:: Supplied entries ::
-------

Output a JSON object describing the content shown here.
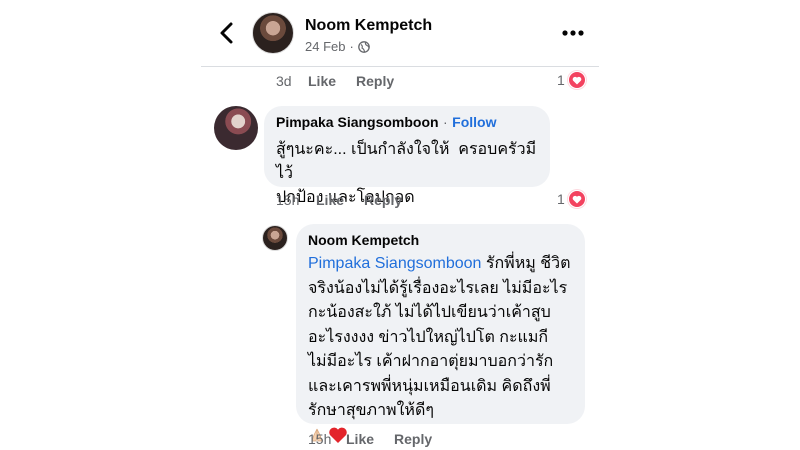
{
  "header": {
    "name": "Noom Kempetch",
    "date": "24 Feb",
    "sep": "·"
  },
  "prev_actions": {
    "time": "3d",
    "like": "Like",
    "reply": "Reply",
    "reaction_count": "1"
  },
  "comment1": {
    "author": "Pimpaka Siangsomboon",
    "sep": "·",
    "follow": "Follow",
    "text": "สู้ๆนะคะ... เป็นกำลังใจให้  ครอบครัวมีไว้\nปกป้อง และโอปกอด",
    "time": "15h",
    "like": "Like",
    "reply": "Reply",
    "reaction_count": "1"
  },
  "reply1": {
    "author": "Noom Kempetch",
    "mention": "Pimpaka Siangsomboon",
    "text": " รักพี่หมู ชีวิตจริงน้องไม่ได้รู้เรื่องอะไรเลย ไม่มีอะไรกะน้องสะใภ้ ไม่ได้ไปเขียนว่าเค้าสูบ อะไรงงงง ข่าวไปใหญ่ไปโต กะแมกีไม่มีอะไร เค้าฝากอาตุ่ยมาบอกว่ารักและเคารพพี่หนุ่มเหมือนเดิม คิดถึงพี่ รักษาสุขภาพให้ดีๆ",
    "emojis": [
      "pray-emoji",
      "heart-emoji"
    ],
    "time": "15h",
    "like": "Like",
    "reply": "Reply"
  },
  "colors": {
    "link": "#216fdb",
    "bubble": "#f0f2f5",
    "meta": "#65676b",
    "heart": "#f3425f"
  }
}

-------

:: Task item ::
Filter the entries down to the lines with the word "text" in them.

:: Task response ::
    "text": "สู้ๆนะคะ... เป็นกำลังใจให้  ครอบครัวมีไว้\nปกป้อง และโอปกอด",
    "text": " รักพี่หมู ชีวิตจริงน้องไม่ได้รู้เรื่องอะไรเลย ไม่มีอะไรกะน้องสะใภ้ ไม่ได้ไปเขียนว่าเค้าสูบ อะไรงงงง ข่าวไปใหญ่ไปโต กะแมกีไม่มีอะไร เค้าฝากอาตุ่ยมาบอกว่ารักและเคารพพี่หนุ่มเหมือนเดิม คิดถึงพี่ รักษาสุขภาพให้ดีๆ",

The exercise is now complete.